When we were in Uyuni, we were warned by our fellow Uyuni Salt Flat friends how terrible the food in Bolivia is. While it probably doesn’t look the most appetising and certainly wouldn’t win any points for presentation on Master Chef, we found it quite delicious and certainly a bargain! A meal in a non fancy restaurant or from a street vendor in Bolivia will cost you between 10 to 20 Bolivianos (1.44 to 2.88 USD) and I’m not talking about measly portions either. The first night we bought a plate each and couldn’t finish half of what was on there. Subsequently, we noticed the locals shared 1 plate between 2. Mercado Lanza is a good place to buy local food and sit in tiny, pop up restaurants as you enjoy it.
Where to stay
La Paz is a very cheap city and you should be able to find a decent hotel for between 20 – 30 USD. We stayed in a great priced, new hotel called York Vintage B & B. For around 20 USD per night in low season, it was a great deal. It included a really nice breakfast each morning of yogurt, fruit, bread, jam and coffee or tea. For the backpackers, our friends stayed at Wild Rover Hostel and couldn’t recommend this hostel highly enough. We think two to three full days is enough time to enjoy what this city has to offer.
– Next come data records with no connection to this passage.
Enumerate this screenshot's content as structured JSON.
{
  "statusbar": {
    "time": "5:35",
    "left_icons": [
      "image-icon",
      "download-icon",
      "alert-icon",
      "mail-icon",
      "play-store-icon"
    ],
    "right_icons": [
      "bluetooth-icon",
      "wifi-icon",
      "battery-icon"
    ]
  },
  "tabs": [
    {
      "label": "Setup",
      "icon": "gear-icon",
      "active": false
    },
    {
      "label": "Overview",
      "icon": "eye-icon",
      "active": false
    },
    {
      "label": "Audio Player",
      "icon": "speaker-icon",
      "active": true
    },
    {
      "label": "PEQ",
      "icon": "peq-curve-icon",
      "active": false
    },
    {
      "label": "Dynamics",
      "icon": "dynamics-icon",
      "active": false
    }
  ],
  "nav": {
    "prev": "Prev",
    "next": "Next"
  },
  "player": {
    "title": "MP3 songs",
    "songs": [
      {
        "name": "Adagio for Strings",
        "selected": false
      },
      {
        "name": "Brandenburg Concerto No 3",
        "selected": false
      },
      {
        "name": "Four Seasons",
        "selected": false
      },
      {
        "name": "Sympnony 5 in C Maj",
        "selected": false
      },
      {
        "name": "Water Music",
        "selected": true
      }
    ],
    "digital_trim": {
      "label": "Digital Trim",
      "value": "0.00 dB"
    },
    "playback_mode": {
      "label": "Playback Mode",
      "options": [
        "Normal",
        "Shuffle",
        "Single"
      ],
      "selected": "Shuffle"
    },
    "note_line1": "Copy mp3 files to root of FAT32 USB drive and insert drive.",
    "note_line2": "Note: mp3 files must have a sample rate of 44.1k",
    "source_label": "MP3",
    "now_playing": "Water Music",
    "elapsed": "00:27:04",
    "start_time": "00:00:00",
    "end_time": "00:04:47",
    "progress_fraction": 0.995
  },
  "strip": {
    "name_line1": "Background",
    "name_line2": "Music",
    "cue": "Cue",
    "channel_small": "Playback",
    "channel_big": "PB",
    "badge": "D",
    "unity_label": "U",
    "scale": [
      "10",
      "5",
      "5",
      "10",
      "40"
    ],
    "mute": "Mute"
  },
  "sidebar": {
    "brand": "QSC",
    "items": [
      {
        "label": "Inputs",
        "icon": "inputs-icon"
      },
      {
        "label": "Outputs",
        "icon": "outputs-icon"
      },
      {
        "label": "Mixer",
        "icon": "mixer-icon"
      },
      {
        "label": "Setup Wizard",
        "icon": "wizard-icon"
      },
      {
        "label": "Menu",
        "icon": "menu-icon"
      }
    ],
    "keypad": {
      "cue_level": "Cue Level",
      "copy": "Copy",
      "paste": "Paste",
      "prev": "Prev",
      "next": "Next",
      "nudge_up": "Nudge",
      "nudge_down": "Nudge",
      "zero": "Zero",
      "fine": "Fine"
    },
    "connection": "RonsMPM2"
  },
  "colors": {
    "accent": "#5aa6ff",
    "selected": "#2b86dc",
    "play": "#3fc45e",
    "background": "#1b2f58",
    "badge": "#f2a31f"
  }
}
Onward travel from La Paz
From La Paz, people often next visit the Copacabana region and the ruins if Isle de Sol. You can take the local bus for 35 Bolivianos from the bus terminal or buy the tourist transfer that picks you up at your hotel for 40 Bolivianos pp. We booked our transfer with Diana Tours.
Another popular route is to travel to Uyuni next to see the Salt Flats. A night bus will transfer you between these cities for 100 to 150 Bolivianos per person. We booked cama seats with Illimani from Uyuni to La Paz for 100 BOB and were very happy with the service that we received.